EXERCISE AIM:
Apart from the pictures, every record here must be copied word for word.

━━━ AVAILABLE DATA ━━━

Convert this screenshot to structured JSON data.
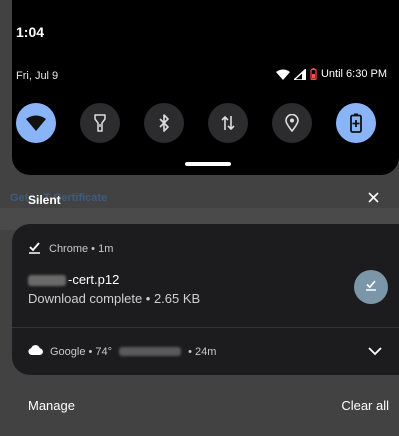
{
  "status_bar": {
    "time": "1:04",
    "date": "Fri, Jul 9",
    "alarm_text": "Until 6:30 PM"
  },
  "quick_settings": {
    "tiles": [
      {
        "name": "wifi",
        "icon": "wifi-icon",
        "state": "on"
      },
      {
        "name": "flashlight",
        "icon": "flashlight-icon",
        "state": "off"
      },
      {
        "name": "bluetooth",
        "icon": "bluetooth-icon",
        "state": "off"
      },
      {
        "name": "mobile-data",
        "icon": "data-arrows-icon",
        "state": "off"
      },
      {
        "name": "location",
        "icon": "location-icon",
        "state": "off"
      },
      {
        "name": "battery-saver",
        "icon": "battery-saver-icon",
        "state": "on"
      }
    ],
    "accent_color": "#8ab4f8"
  },
  "background_page": {
    "title": "Get ... T Certificate"
  },
  "notifications": {
    "section_label": "Silent",
    "chrome": {
      "app_line": "Chrome • 1m",
      "file_name_suffix": "-cert.p12",
      "status": "Download complete • 2.65 KB"
    },
    "google": {
      "app_prefix": "Google • 74°",
      "age": "• 24m"
    }
  },
  "footer": {
    "manage_label": "Manage",
    "clear_all_label": "Clear all"
  }
}
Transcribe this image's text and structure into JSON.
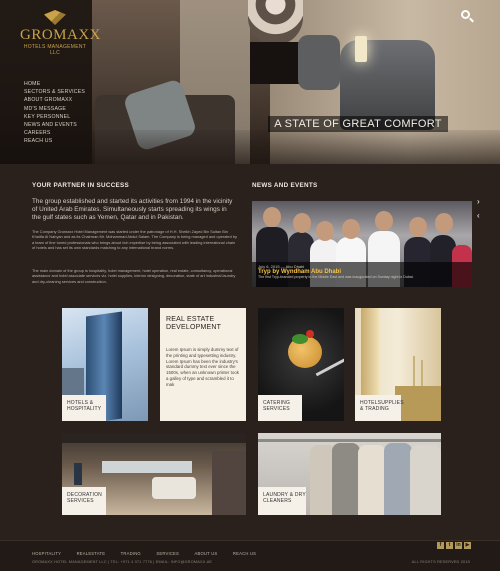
{
  "brand": {
    "name": "GROMAXX",
    "subtitle": "HOTELS MANAGEMENT LLC"
  },
  "nav": [
    "HOME",
    "SECTORS & SERVICES",
    "ABOUT GROMAXX",
    "MD'S MESSAGE",
    "KEY PERSONNEL",
    "NEWS AND EVENTS",
    "CAREERS",
    "REACH US"
  ],
  "hero": {
    "tagline": "A STATE OF GREAT COMFORT"
  },
  "partner": {
    "title": "YOUR PARTNER IN SUCCESS",
    "lead": "The group established and started its activities from 1994 in the vicinity of United Arab Emirates. Simultaneously starts spreading its wings in the gulf states such as Yemen, Qatar and in Pakistan.",
    "para1": "The Company Gromaxx Hotel Management was started under the patronage of H.H. Sheikh Zayed Bin Sultan Bin Khalifa Al Nahyan and as its Chairman Mr. Mohammad Abdul Salam. The Company is being managed and operated by a team of fine tuned professionals who brings about rich expertise by being associated with leading international chain of hotels and has set its own standards matching to any international brand norms.",
    "para2": "The main domain of the group is hospitality, hotel management, hotel operation, real estate, consultancy, operational assistance and hotel associate services viz. hotel supplies, interior designing, decoration, state of art industrial laundry and dry-cleaning services and construction."
  },
  "news": {
    "title": "NEWS AND EVENTS",
    "date": "July 6, 2015 — Abu Dhabi",
    "headline": "Tryp by Wyndham Abu Dhabi",
    "summary": "The first Tryp-branded property in the Middle East and was inaugurated on Sunday night in Dubai."
  },
  "sectors": {
    "hotels": "HOTELS & HOSPITALITY",
    "realestate_title": "REAL ESTATE DEVELOPMENT",
    "realestate_text": "Lorem Ipsum is simply dummy text of the printing and typesetting industry. Lorem Ipsum has been the industry's standard dummy text ever since the 1500s, when an unknown printer took a galley of type and scrambled it to mak",
    "catering": "CATERING SERVICES",
    "hotelsupplies": "HOTELSUPPLIES & TRADING",
    "decoration": "DECORATION SERVICES",
    "laundry": "LAUNDRY & DRY CLEANERS"
  },
  "footer": {
    "links": [
      "HOSPITALITY",
      "REALESTATE",
      "TRADING",
      "SERVICES",
      "ABOUT US",
      "REACH US"
    ],
    "contact": "GROMAXX HOTEL MANAGEMENT LLC  |  TEL: +971 4 371 7776  |  EMAIL: INFO@GROMAXX.AE",
    "rights": "ALL RIGHTS RESERVED 2015"
  },
  "social_icons": [
    "facebook-icon",
    "twitter-icon",
    "linkedin-icon",
    "youtube-icon"
  ]
}
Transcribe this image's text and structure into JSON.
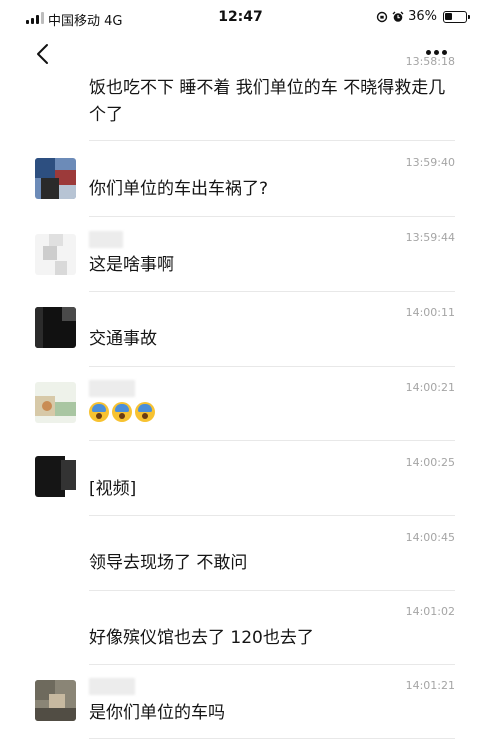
{
  "status_bar": {
    "carrier": "中国移动  4G",
    "time": "12:47",
    "battery": "36%",
    "battery_level": 0.36
  },
  "messages": [
    {
      "time": "13:58:18",
      "text": "饭也吃不下 睡不着 我们单位的车  不晓得救走几个了"
    },
    {
      "time": "13:59:40",
      "text": "你们单位的车出车祸了?"
    },
    {
      "time": "13:59:44",
      "text": "这是啥事啊"
    },
    {
      "time": "14:00:11",
      "text": "交通事故"
    },
    {
      "time": "14:00:21",
      "text": "",
      "emoji_count": 3,
      "emoji_icon": "screaming-face-icon"
    },
    {
      "time": "14:00:25",
      "text": "[视频]"
    },
    {
      "time": "14:00:45",
      "text": "领导去现场了 不敢问"
    },
    {
      "time": "14:01:02",
      "text": "好像殡仪馆也去了 120也去了"
    },
    {
      "time": "14:01:21",
      "text": "是你们单位的车吗"
    }
  ]
}
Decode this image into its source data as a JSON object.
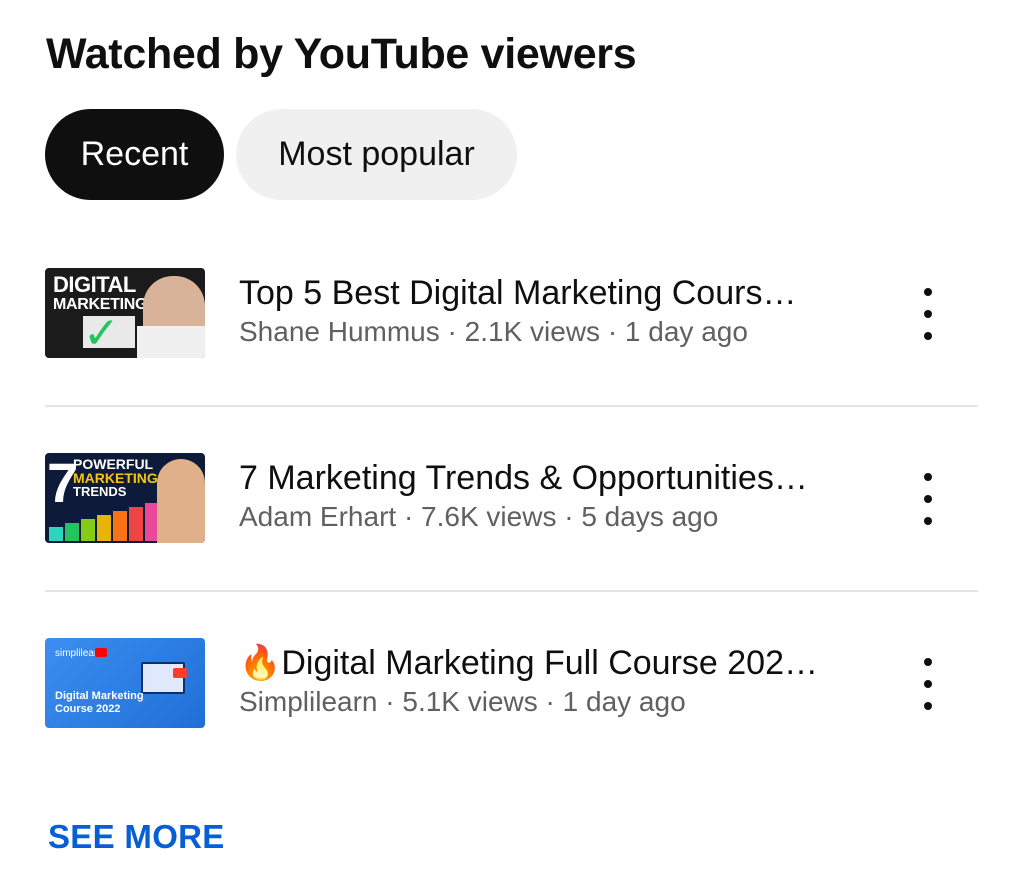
{
  "section": {
    "title": "Watched by YouTube viewers"
  },
  "chips": [
    {
      "label": "Recent",
      "active": true
    },
    {
      "label": "Most popular",
      "active": false
    }
  ],
  "videos": [
    {
      "title": "Top 5 Best Digital Marketing Cours…",
      "channel": "Shane Hummus",
      "views": "2.1K views",
      "age": "1 day ago",
      "subtitle": "Shane Hummus · 2.1K views · 1 day ago",
      "thumb": {
        "line1": "DIGITAL",
        "line2": "MARKETING"
      }
    },
    {
      "title": "7 Marketing Trends & Opportunities…",
      "channel": "Adam Erhart",
      "views": "7.6K views",
      "age": "5 days ago",
      "subtitle": "Adam Erhart · 7.6K views · 5 days ago",
      "thumb": {
        "big": "7",
        "line1": "POWERFUL",
        "line2": "MARKETING",
        "line3": "TRENDS"
      }
    },
    {
      "title": "🔥Digital Marketing Full Course 202…",
      "channel": "Simplilearn",
      "views": "5.1K views",
      "age": "1 day ago",
      "subtitle": "Simplilearn · 5.1K views · 1 day ago",
      "thumb": {
        "brand": "simplilearn",
        "line1": "Digital Marketing",
        "line2": "Course 2022"
      }
    }
  ],
  "see_more": "SEE MORE",
  "colors": {
    "accent": "#065fd4",
    "chip_active_bg": "#0f0f0f",
    "chip_inactive_bg": "#f0f0f0",
    "secondary_text": "#606060",
    "divider": "#e5e5e5"
  },
  "icons": {
    "more": "more-vert-icon"
  }
}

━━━

ANSWER SECTION:
Convert this screenshot to structured JSON data.
{
  "status_bar": {
    "time": "1:04",
    "date": "Fri, Jul 9",
    "alarm_text": "Until 6:30 PM"
  },
  "quick_settings": {
    "tiles": [
      {
        "name": "wifi",
        "icon": "wifi-icon",
        "state": "on"
      },
      {
        "name": "flashlight",
        "icon": "flashlight-icon",
        "state": "off"
      },
      {
        "name": "bluetooth",
        "icon": "bluetooth-icon",
        "state": "off"
      },
      {
        "name": "mobile-data",
        "icon": "data-arrows-icon",
        "state": "off"
      },
      {
        "name": "location",
        "icon": "location-icon",
        "state": "off"
      },
      {
        "name": "battery-saver",
        "icon": "battery-saver-icon",
        "state": "on"
      }
    ],
    "accent_color": "#8ab4f8"
  },
  "background_page": {
    "title": "Get ... T Certificate"
  },
  "notifications": {
    "section_label": "Silent",
    "chrome": {
      "app_line": "Chrome • 1m",
      "file_name_suffix": "-cert.p12",
      "status": "Download complete • 2.65 KB"
    },
    "google": {
      "app_prefix": "Google • 74°",
      "age": "• 24m"
    }
  },
  "footer": {
    "manage_label": "Manage",
    "clear_all_label": "Clear all"
  }
}
Transcribe this image's text and structure into JSON.
{
  "brand": {
    "name": "GROMAXX",
    "subtitle": "HOTELS MANAGEMENT LLC"
  },
  "nav": [
    "HOME",
    "SECTORS & SERVICES",
    "ABOUT GROMAXX",
    "MD'S MESSAGE",
    "KEY PERSONNEL",
    "NEWS AND EVENTS",
    "CAREERS",
    "REACH US"
  ],
  "hero": {
    "tagline": "A STATE OF GREAT COMFORT"
  },
  "partner": {
    "title": "YOUR PARTNER IN SUCCESS",
    "lead": "The group established and started its activities from 1994 in the vicinity of United Arab Emirates. Simultaneously starts spreading its wings in the gulf states such as Yemen, Qatar and in Pakistan.",
    "para1": "The Company Gromaxx Hotel Management was started under the patronage of H.H. Sheikh Zayed Bin Sultan Bin Khalifa Al Nahyan and as its Chairman Mr. Mohammad Abdul Salam. The Company is being managed and operated by a team of fine tuned professionals who brings about rich expertise by being associated with leading international chain of hotels and has set its own standards matching to any international brand norms.",
    "para2": "The main domain of the group is hospitality, hotel management, hotel operation, real estate, consultancy, operational assistance and hotel associate services viz. hotel supplies, interior designing, decoration, state of art industrial laundry and dry-cleaning services and construction."
  },
  "news": {
    "title": "NEWS AND EVENTS",
    "date": "July 6, 2015 — Abu Dhabi",
    "headline": "Tryp by Wyndham Abu Dhabi",
    "summary": "The first Tryp-branded property in the Middle East and was inaugurated on Sunday night in Dubai."
  },
  "sectors": {
    "hotels": "HOTELS & HOSPITALITY",
    "realestate_title": "REAL ESTATE DEVELOPMENT",
    "realestate_text": "Lorem Ipsum is simply dummy text of the printing and typesetting industry. Lorem Ipsum has been the industry's standard dummy text ever since the 1500s, when an unknown printer took a galley of type and scrambled it to mak",
    "catering": "CATERING SERVICES",
    "hotelsupplies": "HOTELSUPPLIES & TRADING",
    "decoration": "DECORATION SERVICES",
    "laundry": "LAUNDRY & DRY CLEANERS"
  },
  "footer": {
    "links": [
      "HOSPITALITY",
      "REALESTATE",
      "TRADING",
      "SERVICES",
      "ABOUT US",
      "REACH US"
    ],
    "contact": "GROMAXX HOTEL MANAGEMENT LLC  |  TEL: +971 4 371 7776  |  EMAIL: INFO@GROMAXX.AE",
    "rights": "ALL RIGHTS RESERVED 2015"
  },
  "social_icons": [
    "facebook-icon",
    "twitter-icon",
    "linkedin-icon",
    "youtube-icon"
  ]
}
Transcribe this image's text and structure into JSON.
{
  "status_bar": {
    "carrier": "中国移动  4G",
    "time": "12:47",
    "battery": "36%",
    "battery_level": 0.36
  },
  "messages": [
    {
      "time": "13:58:18",
      "text": "饭也吃不下 睡不着 我们单位的车  不晓得救走几个了"
    },
    {
      "time": "13:59:40",
      "text": "你们单位的车出车祸了?"
    },
    {
      "time": "13:59:44",
      "text": "这是啥事啊"
    },
    {
      "time": "14:00:11",
      "text": "交通事故"
    },
    {
      "time": "14:00:21",
      "text": "",
      "emoji_count": 3,
      "emoji_icon": "screaming-face-icon"
    },
    {
      "time": "14:00:25",
      "text": "[视频]"
    },
    {
      "time": "14:00:45",
      "text": "领导去现场了 不敢问"
    },
    {
      "time": "14:01:02",
      "text": "好像殡仪馆也去了 120也去了"
    },
    {
      "time": "14:01:21",
      "text": "是你们单位的车吗"
    }
  ]
}
Decode this image into its source data as a JSON object.
{
  "section": {
    "title": "Watched by YouTube viewers"
  },
  "chips": [
    {
      "label": "Recent",
      "active": true
    },
    {
      "label": "Most popular",
      "active": false
    }
  ],
  "videos": [
    {
      "title": "Top 5 Best Digital Marketing Cours…",
      "channel": "Shane Hummus",
      "views": "2.1K views",
      "age": "1 day ago",
      "subtitle": "Shane Hummus · 2.1K views · 1 day ago",
      "thumb": {
        "line1": "DIGITAL",
        "line2": "MARKETING"
      }
    },
    {
      "title": "7 Marketing Trends & Opportunities…",
      "channel": "Adam Erhart",
      "views": "7.6K views",
      "age": "5 days ago",
      "subtitle": "Adam Erhart · 7.6K views · 5 days ago",
      "thumb": {
        "big": "7",
        "line1": "POWERFUL",
        "line2": "MARKETING",
        "line3": "TRENDS"
      }
    },
    {
      "title": "🔥Digital Marketing Full Course 202…",
      "channel": "Simplilearn",
      "views": "5.1K views",
      "age": "1 day ago",
      "subtitle": "Simplilearn · 5.1K views · 1 day ago",
      "thumb": {
        "brand": "simplilearn",
        "line1": "Digital Marketing",
        "line2": "Course 2022"
      }
    }
  ],
  "see_more": "SEE MORE",
  "colors": {
    "accent": "#065fd4",
    "chip_active_bg": "#0f0f0f",
    "chip_inactive_bg": "#f0f0f0",
    "secondary_text": "#606060",
    "divider": "#e5e5e5"
  },
  "icons": {
    "more": "more-vert-icon"
  }
}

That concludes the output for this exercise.